Saturday, February 28, 2009

Bruno Schulz

When you first see the delicate paintings of Bruno Schulz you are reminded of fine Italian frescoes.

A delicate aristocratic lady glances over her shoulder, perhaps at someone at an 18th century ball.

A dashing rider in a horse drawn cart wears a jaunty hat. He looks very Napoleonic and regal, and the horses are beautifully drawn suggesting high stepping animation with a few deft strokes.

The paintings are done on intriguing forms, adding to feeling of frescoes excavated from an ancient wall.

This is the beautiful work of Bruno Schulz who was a Polish-Jewish writer and artist.

I read the New York Times everyday. It gets delivered to my door. It's a little luxury I never take for granted (including the morning coffee that comes with it, brought to me along with the paper to me in bed by my dear Alberto).
Sometimes a story just jumps off the page, and I just have to share it with you. I do pause, because I think, well gee anyone can read it (online) if I can. But I realize not all of you do have time to read The New York Times, so I present a few things once in awhile in digest form for you.

This is one quote of many from The New YorkTimes article that gripped my heart, and made me instantly want to share this:

Landau did save Schulz for more than a year, until November 1942, by providing him with work and the means for minimal sustenance. Schulz, whose literary reputation as a short-story writer had already been established, had obtained false Aryan papers and was about to escape when another Gestapo sergeant, Karl Günter, angry that Landau had killed his Jewish dentist, put a bullet in Schulz’s head. He is said to have told Landau: “You killed my Jew. Now I’ve killed yours.”

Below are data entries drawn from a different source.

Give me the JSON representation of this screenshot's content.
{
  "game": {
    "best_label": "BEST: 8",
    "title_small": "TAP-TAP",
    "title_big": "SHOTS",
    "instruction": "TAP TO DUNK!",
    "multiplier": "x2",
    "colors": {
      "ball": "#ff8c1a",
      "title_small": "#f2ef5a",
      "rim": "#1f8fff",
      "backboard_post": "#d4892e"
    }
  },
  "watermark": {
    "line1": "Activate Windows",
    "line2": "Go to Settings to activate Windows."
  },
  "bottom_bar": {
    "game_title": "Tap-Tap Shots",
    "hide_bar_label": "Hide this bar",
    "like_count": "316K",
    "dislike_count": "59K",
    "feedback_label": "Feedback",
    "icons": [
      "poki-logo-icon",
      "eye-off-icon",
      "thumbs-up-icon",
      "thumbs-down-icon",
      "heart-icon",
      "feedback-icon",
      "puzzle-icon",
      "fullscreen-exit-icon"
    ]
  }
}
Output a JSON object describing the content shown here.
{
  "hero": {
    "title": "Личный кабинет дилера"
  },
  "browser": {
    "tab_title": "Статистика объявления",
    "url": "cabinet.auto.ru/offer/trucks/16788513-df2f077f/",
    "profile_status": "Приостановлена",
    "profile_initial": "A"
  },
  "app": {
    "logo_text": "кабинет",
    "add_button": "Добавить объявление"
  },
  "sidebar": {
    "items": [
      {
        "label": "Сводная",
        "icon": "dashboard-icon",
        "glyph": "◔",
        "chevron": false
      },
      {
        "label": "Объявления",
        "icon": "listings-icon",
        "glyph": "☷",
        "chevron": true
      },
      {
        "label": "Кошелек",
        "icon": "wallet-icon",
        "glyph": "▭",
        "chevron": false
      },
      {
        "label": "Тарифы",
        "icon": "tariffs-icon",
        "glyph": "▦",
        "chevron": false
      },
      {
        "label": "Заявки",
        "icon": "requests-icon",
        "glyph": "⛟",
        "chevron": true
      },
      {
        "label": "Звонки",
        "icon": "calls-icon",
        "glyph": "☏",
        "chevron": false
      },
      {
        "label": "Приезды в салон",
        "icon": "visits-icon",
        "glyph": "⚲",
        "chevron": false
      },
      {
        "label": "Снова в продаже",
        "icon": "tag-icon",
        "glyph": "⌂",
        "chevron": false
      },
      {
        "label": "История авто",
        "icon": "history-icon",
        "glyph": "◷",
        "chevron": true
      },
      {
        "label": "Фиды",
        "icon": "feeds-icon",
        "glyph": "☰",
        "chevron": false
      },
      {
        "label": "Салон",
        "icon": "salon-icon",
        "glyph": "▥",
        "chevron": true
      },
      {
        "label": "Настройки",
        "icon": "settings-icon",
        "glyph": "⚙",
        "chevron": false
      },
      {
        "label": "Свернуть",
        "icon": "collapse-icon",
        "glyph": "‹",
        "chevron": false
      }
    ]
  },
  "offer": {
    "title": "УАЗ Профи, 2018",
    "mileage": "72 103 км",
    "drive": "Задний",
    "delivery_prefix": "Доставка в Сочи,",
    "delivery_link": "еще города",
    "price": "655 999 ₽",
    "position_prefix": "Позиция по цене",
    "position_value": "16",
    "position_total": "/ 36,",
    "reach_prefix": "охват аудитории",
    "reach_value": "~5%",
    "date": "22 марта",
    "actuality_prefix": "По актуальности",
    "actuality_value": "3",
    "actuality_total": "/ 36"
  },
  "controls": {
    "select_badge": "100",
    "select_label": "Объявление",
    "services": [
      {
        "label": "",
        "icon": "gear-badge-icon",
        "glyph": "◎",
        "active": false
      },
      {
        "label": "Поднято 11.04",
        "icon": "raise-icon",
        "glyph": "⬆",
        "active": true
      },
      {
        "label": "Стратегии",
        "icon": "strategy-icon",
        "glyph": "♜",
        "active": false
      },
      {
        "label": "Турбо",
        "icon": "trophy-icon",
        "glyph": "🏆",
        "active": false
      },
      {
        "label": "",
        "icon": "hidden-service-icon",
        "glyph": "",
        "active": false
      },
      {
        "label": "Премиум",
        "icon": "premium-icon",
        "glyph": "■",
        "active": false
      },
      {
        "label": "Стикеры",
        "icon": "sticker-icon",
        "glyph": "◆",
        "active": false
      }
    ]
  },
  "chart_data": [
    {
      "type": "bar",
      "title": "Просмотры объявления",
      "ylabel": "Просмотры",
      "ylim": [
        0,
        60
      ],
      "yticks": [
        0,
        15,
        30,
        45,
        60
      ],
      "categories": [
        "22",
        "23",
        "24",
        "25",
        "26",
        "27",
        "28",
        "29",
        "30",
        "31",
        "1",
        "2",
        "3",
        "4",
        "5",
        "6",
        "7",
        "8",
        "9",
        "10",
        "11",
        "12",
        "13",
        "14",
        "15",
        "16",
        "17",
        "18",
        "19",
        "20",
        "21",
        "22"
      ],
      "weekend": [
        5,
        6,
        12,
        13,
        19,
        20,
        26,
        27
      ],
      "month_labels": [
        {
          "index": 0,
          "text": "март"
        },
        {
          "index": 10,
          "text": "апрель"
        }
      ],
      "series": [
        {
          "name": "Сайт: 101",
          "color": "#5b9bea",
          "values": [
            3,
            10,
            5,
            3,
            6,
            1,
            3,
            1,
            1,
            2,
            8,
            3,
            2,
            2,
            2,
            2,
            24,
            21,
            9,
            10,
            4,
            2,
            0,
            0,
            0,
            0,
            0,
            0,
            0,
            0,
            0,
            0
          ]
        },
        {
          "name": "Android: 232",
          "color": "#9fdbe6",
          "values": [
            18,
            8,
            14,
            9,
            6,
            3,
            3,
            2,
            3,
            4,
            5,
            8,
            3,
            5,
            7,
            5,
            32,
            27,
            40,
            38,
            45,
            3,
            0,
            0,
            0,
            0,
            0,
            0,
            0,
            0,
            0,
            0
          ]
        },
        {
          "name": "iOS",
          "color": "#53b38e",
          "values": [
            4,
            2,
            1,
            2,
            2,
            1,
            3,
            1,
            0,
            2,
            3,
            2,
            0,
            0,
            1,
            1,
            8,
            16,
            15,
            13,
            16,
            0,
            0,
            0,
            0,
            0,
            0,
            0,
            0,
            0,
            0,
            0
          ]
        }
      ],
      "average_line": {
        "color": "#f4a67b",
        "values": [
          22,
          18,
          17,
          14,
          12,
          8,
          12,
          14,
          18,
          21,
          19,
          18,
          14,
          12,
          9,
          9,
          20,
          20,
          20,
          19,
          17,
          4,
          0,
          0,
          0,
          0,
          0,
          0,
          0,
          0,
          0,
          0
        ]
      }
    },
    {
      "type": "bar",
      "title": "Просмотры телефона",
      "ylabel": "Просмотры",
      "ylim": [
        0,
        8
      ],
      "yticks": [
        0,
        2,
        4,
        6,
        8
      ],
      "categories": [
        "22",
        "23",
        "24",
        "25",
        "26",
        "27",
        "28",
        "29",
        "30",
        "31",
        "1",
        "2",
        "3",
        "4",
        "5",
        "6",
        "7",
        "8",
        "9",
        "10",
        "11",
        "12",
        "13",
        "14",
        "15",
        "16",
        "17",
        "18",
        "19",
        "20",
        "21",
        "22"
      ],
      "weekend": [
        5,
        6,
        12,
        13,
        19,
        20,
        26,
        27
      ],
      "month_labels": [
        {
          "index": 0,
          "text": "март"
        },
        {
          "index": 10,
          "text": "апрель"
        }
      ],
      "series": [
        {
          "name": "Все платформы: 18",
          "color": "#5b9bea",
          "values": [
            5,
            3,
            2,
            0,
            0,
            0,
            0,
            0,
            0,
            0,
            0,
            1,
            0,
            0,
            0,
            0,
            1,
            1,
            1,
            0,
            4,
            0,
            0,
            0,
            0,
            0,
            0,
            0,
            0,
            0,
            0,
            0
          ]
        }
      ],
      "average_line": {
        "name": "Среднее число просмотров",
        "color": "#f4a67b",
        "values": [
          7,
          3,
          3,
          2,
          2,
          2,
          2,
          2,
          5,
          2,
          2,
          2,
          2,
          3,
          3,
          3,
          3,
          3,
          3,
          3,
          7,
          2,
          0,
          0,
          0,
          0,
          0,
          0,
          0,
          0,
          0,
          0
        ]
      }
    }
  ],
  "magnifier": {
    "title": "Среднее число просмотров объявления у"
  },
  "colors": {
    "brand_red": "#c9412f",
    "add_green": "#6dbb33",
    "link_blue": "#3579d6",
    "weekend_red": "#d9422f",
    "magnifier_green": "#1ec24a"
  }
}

Paintings by Bruno Schulz
on display at the Yad Vashem Holocaust museum

Landau was the Nazi, and Schulz was his Jewish camp prisoner. You can read the entire story HERE

The house of the Nazi officer Felix Landau
and above, the walls where Schulz drew his murals
I haven't told you everything so do go HERE

Bruno Schulz was 50 when his life was so cruelly ended


Renee Finberg said...


so many great & innocent people were all but destroyed by the NAZI's.
Imagine your worst crime ' being Jewish'.... and so, in the eyes of the Nazi's , you had no worth.

big X

Jill said...

The cruelty in this World is overwhelming to me.

Velvet and Linen said...

As a Jew, stories like this one really feel personal.
They make me proud of my heritage and the strength of people like Bruno Schulz.
Thank you for the link to the whole story. I loved the fact that he painted himself at the reins of a horse as an act of defiance.
I plan on reading it to my children. It is important for all of us to understand our history.


joanny said...

Thank you for posting the story on Bruno Schultz-- yes your instincts were correct to put it on your blog -- Jill is correct the cruelty in this world is overwhelming, and Brooke is correct that the story needs to be told of the strength of the spirit of the people who left their story to be told -- The delicacy and fragile beauty in his murals is at once ethereal and indelible through his art and poetry he left for future generations to see as a reminder of the pain and struggle of oppression. Joanny

Anonymous said...

It's a sad and beautiful story. A truly gifted artist whose life ended violently and too early. His art remains, fought over, cherished, and haunting.

Ewa said...

Great artist - still admired in Poland and perceived as Polish.
He is a legend.
Great post!

Anonymous said...

So heartbreaking, but I'm glad you shared the story as I did not know about this talented artist and writer. But now I do. There are, unbelievably, people/groups who say the horrors committed by the Nazis were overblown or erroneous. I'm glad you posted Bruno Schultz's story because we need to remember that all those things really did happen, and to make sure the next generation knows as well. In the midst of all the beauty, it's okay to pause and remember how fragile freedom is, and to be grateful for the large portion we enjoy.